(ENTRIES PROVIDED begins)

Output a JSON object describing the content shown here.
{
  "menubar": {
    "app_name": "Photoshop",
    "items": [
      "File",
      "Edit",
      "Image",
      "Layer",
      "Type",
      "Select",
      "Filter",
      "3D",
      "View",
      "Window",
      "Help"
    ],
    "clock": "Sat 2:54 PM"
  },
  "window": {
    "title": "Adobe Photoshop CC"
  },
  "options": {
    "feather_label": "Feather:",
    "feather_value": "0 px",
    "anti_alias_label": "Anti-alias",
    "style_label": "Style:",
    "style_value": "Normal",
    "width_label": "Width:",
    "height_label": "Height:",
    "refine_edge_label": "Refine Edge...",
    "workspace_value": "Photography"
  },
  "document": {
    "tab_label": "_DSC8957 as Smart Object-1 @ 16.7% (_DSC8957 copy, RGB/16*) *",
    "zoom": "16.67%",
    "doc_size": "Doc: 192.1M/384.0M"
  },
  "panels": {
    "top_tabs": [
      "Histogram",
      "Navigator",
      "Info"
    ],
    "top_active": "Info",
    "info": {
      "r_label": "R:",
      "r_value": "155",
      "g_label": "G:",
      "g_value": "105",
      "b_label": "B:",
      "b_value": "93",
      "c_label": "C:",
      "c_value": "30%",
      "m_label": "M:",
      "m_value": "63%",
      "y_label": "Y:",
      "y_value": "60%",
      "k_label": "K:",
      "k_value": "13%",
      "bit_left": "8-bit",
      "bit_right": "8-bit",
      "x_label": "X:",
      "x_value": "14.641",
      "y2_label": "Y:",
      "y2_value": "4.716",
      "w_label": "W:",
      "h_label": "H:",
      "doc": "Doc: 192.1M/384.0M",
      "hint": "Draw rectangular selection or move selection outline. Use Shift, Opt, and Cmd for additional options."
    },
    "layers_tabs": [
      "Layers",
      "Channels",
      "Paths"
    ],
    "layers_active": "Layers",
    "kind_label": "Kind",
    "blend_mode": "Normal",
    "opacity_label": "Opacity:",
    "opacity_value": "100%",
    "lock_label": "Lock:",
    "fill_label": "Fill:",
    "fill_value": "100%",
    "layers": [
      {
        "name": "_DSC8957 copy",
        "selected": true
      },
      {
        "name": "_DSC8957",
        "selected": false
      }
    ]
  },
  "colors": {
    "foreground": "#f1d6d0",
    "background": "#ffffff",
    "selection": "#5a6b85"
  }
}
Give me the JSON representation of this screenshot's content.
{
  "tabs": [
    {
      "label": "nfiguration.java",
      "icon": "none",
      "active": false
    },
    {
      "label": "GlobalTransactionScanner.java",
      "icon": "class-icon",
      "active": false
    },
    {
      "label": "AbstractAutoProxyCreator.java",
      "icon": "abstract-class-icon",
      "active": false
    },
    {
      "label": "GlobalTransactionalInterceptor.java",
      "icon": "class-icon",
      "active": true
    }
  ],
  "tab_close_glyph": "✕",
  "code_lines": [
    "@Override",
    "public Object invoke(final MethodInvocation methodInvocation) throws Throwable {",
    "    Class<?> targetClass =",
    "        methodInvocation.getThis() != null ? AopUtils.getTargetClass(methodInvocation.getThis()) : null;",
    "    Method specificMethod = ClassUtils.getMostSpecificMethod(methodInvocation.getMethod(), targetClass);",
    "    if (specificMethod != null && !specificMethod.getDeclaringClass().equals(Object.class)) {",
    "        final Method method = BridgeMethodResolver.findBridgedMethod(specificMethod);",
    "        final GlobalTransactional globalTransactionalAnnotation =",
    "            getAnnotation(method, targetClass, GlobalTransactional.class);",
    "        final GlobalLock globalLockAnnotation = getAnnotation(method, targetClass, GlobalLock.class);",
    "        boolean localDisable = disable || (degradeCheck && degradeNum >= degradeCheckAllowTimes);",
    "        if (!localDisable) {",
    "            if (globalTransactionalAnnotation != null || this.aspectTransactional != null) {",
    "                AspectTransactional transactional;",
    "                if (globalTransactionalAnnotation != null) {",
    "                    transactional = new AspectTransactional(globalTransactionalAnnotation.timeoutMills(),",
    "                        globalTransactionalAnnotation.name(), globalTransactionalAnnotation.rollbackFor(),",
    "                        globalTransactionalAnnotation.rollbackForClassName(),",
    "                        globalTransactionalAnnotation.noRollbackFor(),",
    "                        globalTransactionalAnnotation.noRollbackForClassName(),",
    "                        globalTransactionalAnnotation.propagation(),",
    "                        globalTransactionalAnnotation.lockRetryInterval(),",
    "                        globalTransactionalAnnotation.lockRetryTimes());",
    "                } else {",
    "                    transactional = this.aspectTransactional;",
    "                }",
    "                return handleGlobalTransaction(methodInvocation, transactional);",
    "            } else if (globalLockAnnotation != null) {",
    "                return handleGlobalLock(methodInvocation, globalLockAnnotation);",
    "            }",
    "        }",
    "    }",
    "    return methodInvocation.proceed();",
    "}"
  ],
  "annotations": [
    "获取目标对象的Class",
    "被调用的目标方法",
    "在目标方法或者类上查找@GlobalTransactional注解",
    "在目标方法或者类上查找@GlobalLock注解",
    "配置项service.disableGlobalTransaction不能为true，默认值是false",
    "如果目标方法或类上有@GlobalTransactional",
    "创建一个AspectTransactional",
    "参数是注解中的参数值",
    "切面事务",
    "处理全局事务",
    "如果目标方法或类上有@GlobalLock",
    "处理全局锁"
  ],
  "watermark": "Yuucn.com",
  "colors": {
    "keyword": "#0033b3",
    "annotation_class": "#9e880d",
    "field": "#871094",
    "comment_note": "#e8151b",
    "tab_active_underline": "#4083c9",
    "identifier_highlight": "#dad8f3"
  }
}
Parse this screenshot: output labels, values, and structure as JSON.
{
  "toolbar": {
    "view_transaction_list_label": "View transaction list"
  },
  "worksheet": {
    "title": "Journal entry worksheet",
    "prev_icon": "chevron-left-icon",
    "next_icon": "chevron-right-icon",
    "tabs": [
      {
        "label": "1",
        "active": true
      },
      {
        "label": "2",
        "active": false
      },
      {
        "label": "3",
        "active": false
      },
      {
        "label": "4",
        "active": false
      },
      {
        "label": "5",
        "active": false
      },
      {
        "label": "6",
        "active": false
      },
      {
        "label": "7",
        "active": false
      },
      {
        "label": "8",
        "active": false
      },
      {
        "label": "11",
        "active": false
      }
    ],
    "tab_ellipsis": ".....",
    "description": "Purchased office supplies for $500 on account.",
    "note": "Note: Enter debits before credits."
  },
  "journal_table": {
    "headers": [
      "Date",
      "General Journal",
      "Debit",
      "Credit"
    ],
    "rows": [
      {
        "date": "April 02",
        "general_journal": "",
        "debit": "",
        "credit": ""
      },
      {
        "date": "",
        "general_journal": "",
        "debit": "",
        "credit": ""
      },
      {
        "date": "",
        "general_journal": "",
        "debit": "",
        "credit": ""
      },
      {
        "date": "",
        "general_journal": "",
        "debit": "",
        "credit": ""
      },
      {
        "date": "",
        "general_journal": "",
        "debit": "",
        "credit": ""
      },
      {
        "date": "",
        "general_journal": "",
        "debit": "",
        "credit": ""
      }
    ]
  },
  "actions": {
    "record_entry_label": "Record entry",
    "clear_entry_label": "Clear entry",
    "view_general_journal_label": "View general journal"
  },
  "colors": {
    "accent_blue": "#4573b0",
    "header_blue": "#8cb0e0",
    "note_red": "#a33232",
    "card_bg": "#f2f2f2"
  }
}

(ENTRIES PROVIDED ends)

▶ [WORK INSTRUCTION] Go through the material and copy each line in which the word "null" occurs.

▶ [REPLY]
    "        methodInvocation.getThis() != null ? AopUtils.getTargetClass(methodInvocation.getThis()) : null;",
    "    if (specificMethod != null && !specificMethod.getDeclaringClass().equals(Object.class)) {",
    "            if (globalTransactionalAnnotation != null || this.aspectTransactional != null) {",
    "                if (globalTransactionalAnnotation != null) {",
    "            } else if (globalLockAnnotation != null) {",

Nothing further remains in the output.